9. The conduct of the respondent is evident from the fact that during his evidence when he was questioned as to whether if the respondent is examined by the doctor and the doctor says that she is not suffering from any cancer disease, he is willing to live with the respondent, he emphatically stated that he is not willing to live with her. The respondent, who was examined as R.W.1, stated even in her chief-examination during the trial of O.P. in the lower Court, that she was prepared for examination by any doctor. That statement is not challenged in the cross-examination.
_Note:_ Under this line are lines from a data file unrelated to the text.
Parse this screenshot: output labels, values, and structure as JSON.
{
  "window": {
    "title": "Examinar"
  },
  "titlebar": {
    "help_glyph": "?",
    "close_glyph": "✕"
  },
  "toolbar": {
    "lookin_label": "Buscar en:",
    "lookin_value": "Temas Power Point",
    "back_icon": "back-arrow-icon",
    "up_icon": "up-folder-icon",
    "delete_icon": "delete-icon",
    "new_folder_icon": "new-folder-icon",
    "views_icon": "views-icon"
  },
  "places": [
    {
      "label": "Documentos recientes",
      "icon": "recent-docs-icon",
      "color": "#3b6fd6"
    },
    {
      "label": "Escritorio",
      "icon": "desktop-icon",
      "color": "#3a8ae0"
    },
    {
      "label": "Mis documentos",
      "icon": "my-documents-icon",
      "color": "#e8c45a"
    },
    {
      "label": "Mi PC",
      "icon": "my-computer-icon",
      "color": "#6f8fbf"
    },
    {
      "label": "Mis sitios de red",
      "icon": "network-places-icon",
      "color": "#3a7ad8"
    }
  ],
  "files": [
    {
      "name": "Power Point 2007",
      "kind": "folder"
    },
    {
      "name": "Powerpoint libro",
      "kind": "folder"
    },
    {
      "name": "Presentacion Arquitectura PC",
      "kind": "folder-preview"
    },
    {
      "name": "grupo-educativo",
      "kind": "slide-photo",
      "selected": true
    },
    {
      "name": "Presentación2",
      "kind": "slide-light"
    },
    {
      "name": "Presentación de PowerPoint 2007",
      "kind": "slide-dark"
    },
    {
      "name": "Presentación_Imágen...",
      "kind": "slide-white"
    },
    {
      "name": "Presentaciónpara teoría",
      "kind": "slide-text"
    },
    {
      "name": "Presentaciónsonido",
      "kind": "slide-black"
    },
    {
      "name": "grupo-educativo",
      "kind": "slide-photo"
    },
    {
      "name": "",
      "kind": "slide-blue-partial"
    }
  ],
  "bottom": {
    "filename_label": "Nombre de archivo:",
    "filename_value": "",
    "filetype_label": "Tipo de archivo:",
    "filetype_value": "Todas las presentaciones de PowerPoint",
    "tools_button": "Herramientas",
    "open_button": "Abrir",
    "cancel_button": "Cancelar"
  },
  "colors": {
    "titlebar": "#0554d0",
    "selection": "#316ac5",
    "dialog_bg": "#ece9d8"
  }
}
10. In order to effect reconciliation between the parties, we directed both the parties to appear on 23-8-1993 and we have interviewed both the appellant and the respondent in the presence of their Counsel. The appellant, while emphatically expressing his unwillingness to live with the respondent, dated that during the period of four months he lived with his wife, she was continuously having bleeding and therefore, he could not enjoy marital life. This is new ground invented by him, which is not mentioned either in the petition or during the evidence. On the other hand, he deposed as P.W.1 that immediately after the marriage, the marriage was consumated. According to the family custom, he visited the bride's house and the respondent was brought to his house on 8-2-1989. The allegation in the petition is only to the effect that the respondent was complaining of pain in her head, throat and abdomen. He did not either plead or speak in his evidence that because of her bleeding, he was prevented from leading marital life with the respondent. If the respondent was really suffering from any malignancy, it is quite improbable that she should have survived for such a long time. Ex. A.1 shows that there was appearance of carcinema of thyroid as long back as on 14-3-1988. More than 5 years have elapsed, and if really there was any malignancy, she would not have survived for such a long time. Ex.A. 1, medical report, further shows that on 14-4-1989, tests were conducted on the liver, gall-bladder, uterus and both ovaries of the respondent, and all the above organs were certified to be normal by Dr. N. Ramdas. Relying on Ex. A. 1, we feel that the respondent by inventing the theory of bleeding, which rendered him unable to lead marital life, he is somehow bent upon getting rid of the respondent with an ulterior motive.
11. On a careful consideration of the oral and documentary evidence, we hold that the reasoning and the conclusion arrived at by the learned Subordinate Judge is perfectly correct and do not call for any interference. The C.M.A. is accordingly dismissed. No costs.